Pink Floyd guitarist and singer David Gilmour says he thought the band would never release new music again after the death of keyboard player Rick Wright in 2008—but Russia's invasion of Ukraine changed everything. At midnight Friday, the psychedelic rock legends will release new single "Hey, Hey, Rise Up," with proceeds going to support the Ukraine Humanitarian Fund, reports Pitchfork. It's the band's first original new music since the Division Bell album, which came out in 1994, when Vladimir Putin was still working in local government in St. Petersburg.
The song, which features vocals from an Instagram post by Andriy Khlyvnyuk of the Ukrainian band Boombox, is based on World War I protest song "The Red Viburnum in the Meadow," the New York Times reports. Founding Pink Floyd member Nick Mason is on drums, but Roger Waters, who left the band in 1985, was not involved. Gilmour, who has a Ukrainian daughter-in-law, tells the Guardian that he wanted to find a way to help the country. "It’s a really difficult and frustrating thing to see this extraordinarily crazy, unjust attack by a major power on an independent, peaceful, democratic nation," he says.

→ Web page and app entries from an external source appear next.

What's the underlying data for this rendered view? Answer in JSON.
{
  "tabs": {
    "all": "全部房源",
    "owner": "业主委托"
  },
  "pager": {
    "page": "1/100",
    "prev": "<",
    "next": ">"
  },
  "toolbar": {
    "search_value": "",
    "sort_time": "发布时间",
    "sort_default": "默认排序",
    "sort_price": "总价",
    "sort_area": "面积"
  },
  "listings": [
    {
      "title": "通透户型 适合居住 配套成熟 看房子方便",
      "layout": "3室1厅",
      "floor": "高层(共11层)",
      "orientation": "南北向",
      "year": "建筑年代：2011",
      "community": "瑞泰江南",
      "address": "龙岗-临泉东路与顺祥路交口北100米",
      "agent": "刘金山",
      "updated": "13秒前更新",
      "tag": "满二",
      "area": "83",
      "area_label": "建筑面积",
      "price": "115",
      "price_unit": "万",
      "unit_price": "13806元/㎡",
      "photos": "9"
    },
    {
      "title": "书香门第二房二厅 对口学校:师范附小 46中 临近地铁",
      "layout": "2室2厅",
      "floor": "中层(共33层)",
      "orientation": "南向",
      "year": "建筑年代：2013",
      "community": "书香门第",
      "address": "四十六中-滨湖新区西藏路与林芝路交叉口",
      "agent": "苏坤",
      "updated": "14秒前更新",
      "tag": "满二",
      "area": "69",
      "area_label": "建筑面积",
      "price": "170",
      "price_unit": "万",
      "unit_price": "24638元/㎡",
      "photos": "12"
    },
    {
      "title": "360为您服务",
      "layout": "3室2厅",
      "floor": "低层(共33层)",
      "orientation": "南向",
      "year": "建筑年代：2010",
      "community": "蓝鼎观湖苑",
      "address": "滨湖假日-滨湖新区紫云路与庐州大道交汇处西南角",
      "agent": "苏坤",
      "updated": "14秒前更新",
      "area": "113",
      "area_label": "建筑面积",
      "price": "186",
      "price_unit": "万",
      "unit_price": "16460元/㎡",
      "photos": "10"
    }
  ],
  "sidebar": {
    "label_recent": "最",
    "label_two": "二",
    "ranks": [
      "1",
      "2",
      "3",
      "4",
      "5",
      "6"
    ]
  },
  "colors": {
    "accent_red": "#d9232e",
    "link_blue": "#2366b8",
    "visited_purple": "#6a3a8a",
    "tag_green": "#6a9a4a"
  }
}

Gilmour says he contacted Mason and other musicians and convened a recording session last week, using samples of Khlyvnyuk's voice. The Ukrainian singer left the band's US tour in February to fight for his homeland. Gilmour says he last spoke to the singer Tuesday. "He said he had the most hellish day you could imagine, going out and picking up bodies of Ukrainians, Ukrainian children, helping with the clearing up," Gilmour tells the Guardian. "You know, our little problems become so pathetic and tiny in the context of what you see him doing." He says Khlvnyuk was pleased with the song and told him: "One day we’ll play it together and have a good stout afterwards, on me." (Read more Pink Floyd stories.)